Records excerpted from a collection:
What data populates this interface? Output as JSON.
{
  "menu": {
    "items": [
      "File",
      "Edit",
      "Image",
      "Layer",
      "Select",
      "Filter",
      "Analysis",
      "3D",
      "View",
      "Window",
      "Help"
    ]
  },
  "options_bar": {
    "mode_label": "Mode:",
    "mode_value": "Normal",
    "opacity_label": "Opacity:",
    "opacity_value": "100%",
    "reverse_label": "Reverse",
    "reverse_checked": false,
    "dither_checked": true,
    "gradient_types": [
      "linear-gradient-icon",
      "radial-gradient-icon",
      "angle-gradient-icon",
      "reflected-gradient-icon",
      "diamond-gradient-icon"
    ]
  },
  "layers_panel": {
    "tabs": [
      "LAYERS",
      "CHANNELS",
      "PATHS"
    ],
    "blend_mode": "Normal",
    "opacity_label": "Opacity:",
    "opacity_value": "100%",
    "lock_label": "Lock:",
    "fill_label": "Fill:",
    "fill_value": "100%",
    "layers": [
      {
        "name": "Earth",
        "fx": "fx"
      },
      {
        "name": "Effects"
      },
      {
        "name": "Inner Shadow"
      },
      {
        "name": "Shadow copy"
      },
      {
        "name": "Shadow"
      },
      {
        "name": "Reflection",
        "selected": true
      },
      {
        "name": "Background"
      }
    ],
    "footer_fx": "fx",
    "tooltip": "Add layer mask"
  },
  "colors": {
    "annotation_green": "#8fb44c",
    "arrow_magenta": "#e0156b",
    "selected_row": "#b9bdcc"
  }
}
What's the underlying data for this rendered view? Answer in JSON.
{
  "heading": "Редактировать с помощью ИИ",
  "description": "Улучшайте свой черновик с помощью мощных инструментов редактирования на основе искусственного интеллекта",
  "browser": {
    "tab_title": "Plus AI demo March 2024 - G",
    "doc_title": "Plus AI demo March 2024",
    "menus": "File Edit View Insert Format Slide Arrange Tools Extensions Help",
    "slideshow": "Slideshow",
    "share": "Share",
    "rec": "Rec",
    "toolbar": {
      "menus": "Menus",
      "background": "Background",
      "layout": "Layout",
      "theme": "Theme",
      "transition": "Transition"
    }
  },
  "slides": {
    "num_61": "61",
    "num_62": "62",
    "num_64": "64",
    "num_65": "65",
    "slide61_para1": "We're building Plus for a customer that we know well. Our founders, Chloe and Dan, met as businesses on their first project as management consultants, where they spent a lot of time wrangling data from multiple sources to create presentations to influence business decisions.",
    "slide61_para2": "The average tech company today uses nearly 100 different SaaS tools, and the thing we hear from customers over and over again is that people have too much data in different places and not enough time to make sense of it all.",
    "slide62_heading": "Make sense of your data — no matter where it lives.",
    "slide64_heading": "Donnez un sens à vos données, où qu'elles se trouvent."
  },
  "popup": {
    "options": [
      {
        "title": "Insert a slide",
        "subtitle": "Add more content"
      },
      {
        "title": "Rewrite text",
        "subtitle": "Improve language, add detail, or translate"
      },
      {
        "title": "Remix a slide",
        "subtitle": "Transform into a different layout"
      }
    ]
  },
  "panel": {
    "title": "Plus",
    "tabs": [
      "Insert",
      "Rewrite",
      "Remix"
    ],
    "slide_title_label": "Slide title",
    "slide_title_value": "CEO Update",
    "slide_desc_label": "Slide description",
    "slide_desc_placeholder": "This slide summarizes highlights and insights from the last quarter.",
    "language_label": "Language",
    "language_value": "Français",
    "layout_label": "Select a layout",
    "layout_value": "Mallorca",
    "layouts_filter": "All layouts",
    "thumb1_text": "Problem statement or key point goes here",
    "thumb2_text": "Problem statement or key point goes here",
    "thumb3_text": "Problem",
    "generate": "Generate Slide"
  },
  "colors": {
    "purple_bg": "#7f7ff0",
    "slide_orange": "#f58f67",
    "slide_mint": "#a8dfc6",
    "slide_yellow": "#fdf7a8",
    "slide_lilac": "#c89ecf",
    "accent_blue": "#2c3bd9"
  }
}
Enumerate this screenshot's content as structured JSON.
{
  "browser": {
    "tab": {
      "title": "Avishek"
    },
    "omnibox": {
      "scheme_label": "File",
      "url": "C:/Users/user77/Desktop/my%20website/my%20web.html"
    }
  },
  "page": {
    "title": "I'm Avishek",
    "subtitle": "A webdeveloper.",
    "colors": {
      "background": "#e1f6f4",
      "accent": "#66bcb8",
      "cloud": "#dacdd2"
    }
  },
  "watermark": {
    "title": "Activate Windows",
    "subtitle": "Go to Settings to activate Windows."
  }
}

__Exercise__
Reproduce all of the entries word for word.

__Task result__
What data populates this interface? Output as JSON.
{
  "menu": {
    "items": [
      "File",
      "Edit",
      "Image",
      "Layer",
      "Select",
      "Filter",
      "Analysis",
      "3D",
      "View",
      "Window",
      "Help"
    ]
  },
  "options_bar": {
    "mode_label": "Mode:",
    "mode_value": "Normal",
    "opacity_label": "Opacity:",
    "opacity_value": "100%",
    "reverse_label": "Reverse",
    "reverse_checked": false,
    "dither_checked": true,
    "gradient_types": [
      "linear-gradient-icon",
      "radial-gradient-icon",
      "angle-gradient-icon",
      "reflected-gradient-icon",
      "diamond-gradient-icon"
    ]
  },
  "layers_panel": {
    "tabs": [
      "LAYERS",
      "CHANNELS",
      "PATHS"
    ],
    "blend_mode": "Normal",
    "opacity_label": "Opacity:",
    "opacity_value": "100%",
    "lock_label": "Lock:",
    "fill_label": "Fill:",
    "fill_value": "100%",
    "layers": [
      {
        "name": "Earth",
        "fx": "fx"
      },
      {
        "name": "Effects"
      },
      {
        "name": "Inner Shadow"
      },
      {
        "name": "Shadow copy"
      },
      {
        "name": "Shadow"
      },
      {
        "name": "Reflection",
        "selected": true
      },
      {
        "name": "Background"
      }
    ],
    "footer_fx": "fx",
    "tooltip": "Add layer mask"
  },
  "colors": {
    "annotation_green": "#8fb44c",
    "arrow_magenta": "#e0156b",
    "selected_row": "#b9bdcc"
  }
}
What's the underlying data for this rendered view? Answer in JSON.
{
  "heading": "Редактировать с помощью ИИ",
  "description": "Улучшайте свой черновик с помощью мощных инструментов редактирования на основе искусственного интеллекта",
  "browser": {
    "tab_title": "Plus AI demo March 2024 - G",
    "doc_title": "Plus AI demo March 2024",
    "menus": "File Edit View Insert Format Slide Arrange Tools Extensions Help",
    "slideshow": "Slideshow",
    "share": "Share",
    "rec": "Rec",
    "toolbar": {
      "menus": "Menus",
      "background": "Background",
      "layout": "Layout",
      "theme": "Theme",
      "transition": "Transition"
    }
  },
  "slides": {
    "num_61": "61",
    "num_62": "62",
    "num_64": "64",
    "num_65": "65",
    "slide61_para1": "We're building Plus for a customer that we know well. Our founders, Chloe and Dan, met as businesses on their first project as management consultants, where they spent a lot of time wrangling data from multiple sources to create presentations to influence business decisions.",
    "slide61_para2": "The average tech company today uses nearly 100 different SaaS tools, and the thing we hear from customers over and over again is that people have too much data in different places and not enough time to make sense of it all.",
    "slide62_heading": "Make sense of your data — no matter where it lives.",
    "slide64_heading": "Donnez un sens à vos données, où qu'elles se trouvent."
  },
  "popup": {
    "options": [
      {
        "title": "Insert a slide",
        "subtitle": "Add more content"
      },
      {
        "title": "Rewrite text",
        "subtitle": "Improve language, add detail, or translate"
      },
      {
        "title": "Remix a slide",
        "subtitle": "Transform into a different layout"
      }
    ]
  },
  "panel": {
    "title": "Plus",
    "tabs": [
      "Insert",
      "Rewrite",
      "Remix"
    ],
    "slide_title_label": "Slide title",
    "slide_title_value": "CEO Update",
    "slide_desc_label": "Slide description",
    "slide_desc_placeholder": "This slide summarizes highlights and insights from the last quarter.",
    "language_label": "Language",
    "language_value": "Français",
    "layout_label": "Select a layout",
    "layout_value": "Mallorca",
    "layouts_filter": "All layouts",
    "thumb1_text": "Problem statement or key point goes here",
    "thumb2_text": "Problem statement or key point goes here",
    "thumb3_text": "Problem",
    "generate": "Generate Slide"
  },
  "colors": {
    "purple_bg": "#7f7ff0",
    "slide_orange": "#f58f67",
    "slide_mint": "#a8dfc6",
    "slide_yellow": "#fdf7a8",
    "slide_lilac": "#c89ecf",
    "accent_blue": "#2c3bd9"
  }
}
Enumerate this screenshot's content as structured JSON.
{
  "browser": {
    "tab": {
      "title": "Avishek"
    },
    "omnibox": {
      "scheme_label": "File",
      "url": "C:/Users/user77/Desktop/my%20website/my%20web.html"
    }
  },
  "page": {
    "title": "I'm Avishek",
    "subtitle": "A webdeveloper.",
    "colors": {
      "background": "#e1f6f4",
      "accent": "#66bcb8",
      "cloud": "#dacdd2"
    }
  },
  "watermark": {
    "title": "Activate Windows",
    "subtitle": "Go to Settings to activate Windows."
  }
}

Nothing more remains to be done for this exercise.